Gender disparity in HEC is a critical challenge to improve the women health status in India. This study made a comprehensive effort to document Change and the Factors Explaining the Gender Differences in Health Care Expenditure in India. Our findings reveal that in spite of considerable progress in socio-economic and demographic transition in India, the Gender differences in health spending increased in the latest period, 2014 compared to an earlier period, 2004. Gender disparity in HCE is varied among the all-India states. Northern states such as Punjab Haryana, Uttar Pradesh and Bihar shows higher gender disparity whereas northeast states and some central states such as Assam, Chhattisgarh, Jharkhand, Manipur Meghalaya, Mizoram and Uttaranchal shows less disparity between male-female HCE for hospitalization.

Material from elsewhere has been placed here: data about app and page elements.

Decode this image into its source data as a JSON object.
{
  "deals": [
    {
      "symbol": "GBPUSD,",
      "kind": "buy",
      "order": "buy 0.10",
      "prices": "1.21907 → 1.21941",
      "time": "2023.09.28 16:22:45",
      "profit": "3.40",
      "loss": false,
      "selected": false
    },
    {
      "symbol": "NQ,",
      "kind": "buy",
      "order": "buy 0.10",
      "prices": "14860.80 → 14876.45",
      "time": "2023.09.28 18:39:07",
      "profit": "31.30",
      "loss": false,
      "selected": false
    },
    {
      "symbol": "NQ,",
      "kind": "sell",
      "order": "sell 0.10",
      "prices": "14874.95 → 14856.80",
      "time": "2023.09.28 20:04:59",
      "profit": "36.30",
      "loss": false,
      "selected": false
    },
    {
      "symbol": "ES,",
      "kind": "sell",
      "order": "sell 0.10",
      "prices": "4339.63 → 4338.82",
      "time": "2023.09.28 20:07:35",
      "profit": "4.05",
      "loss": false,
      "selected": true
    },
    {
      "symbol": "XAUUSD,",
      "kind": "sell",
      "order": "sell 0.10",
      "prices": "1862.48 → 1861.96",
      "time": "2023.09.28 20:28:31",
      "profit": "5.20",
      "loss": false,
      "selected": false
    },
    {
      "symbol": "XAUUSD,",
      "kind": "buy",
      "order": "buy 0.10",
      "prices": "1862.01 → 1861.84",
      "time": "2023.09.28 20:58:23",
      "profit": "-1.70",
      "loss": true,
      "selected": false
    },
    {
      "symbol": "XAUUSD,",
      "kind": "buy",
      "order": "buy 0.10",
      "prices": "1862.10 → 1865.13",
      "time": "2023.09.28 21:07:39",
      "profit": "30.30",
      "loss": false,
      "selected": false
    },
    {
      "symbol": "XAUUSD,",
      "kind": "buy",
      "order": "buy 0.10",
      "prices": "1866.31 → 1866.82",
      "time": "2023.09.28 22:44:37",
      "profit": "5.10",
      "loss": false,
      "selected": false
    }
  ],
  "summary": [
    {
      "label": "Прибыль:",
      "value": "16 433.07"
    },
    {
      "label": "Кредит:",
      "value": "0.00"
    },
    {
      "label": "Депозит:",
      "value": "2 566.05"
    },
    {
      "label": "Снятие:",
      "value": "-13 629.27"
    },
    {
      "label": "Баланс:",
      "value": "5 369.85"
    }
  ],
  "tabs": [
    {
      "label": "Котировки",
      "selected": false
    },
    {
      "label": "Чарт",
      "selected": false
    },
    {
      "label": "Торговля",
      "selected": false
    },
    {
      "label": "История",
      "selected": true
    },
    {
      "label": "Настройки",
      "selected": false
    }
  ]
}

Results suggest that about 84% gender difference in HCE is due to male-female difference in socio-economic, demographic and healthcare-related factors. Type of education, type of disease, level of care and duration of stay in hospital are contributing towards widening the male-female gap in HCE. And 18 % difference in male-female HCE is due to the effect of these factors on HCE. Thus the contribution by coefficient represents the genuine role of gender in OOP expenditure, i.e., less is spent on female health because of the notion that female health is not as important as male health.
Overall, the findings suggest that increase in the education of the women is the main factor explaining the Gender difference in health care spending. Thus, removing intra-group inequalities in the educational status of women is a must to eliminate Gender differences in healthcare spending because “within women inequalities” contributed in bulk to overall Gender differences in health spending. To reduce the gap between male-female OOP expenditure, we need to economically empower the women through improving education status and changes in gender attitude. Out of pocket HCE in India higher in the world, around 71 % expenditure is out of pocket made by household. There is a need to reduce the gap between male-female OOP expenditure through improving the quality of care and providing subsidies in public hospitals to targeting gender discriminatory behavior against women. Therefore, the Policies and Programme aiming to eliminate Gender Differences in health spending must focus on women in deprived social and economic groups and improve their education and increase public health care facilities for treating their illness or ailments.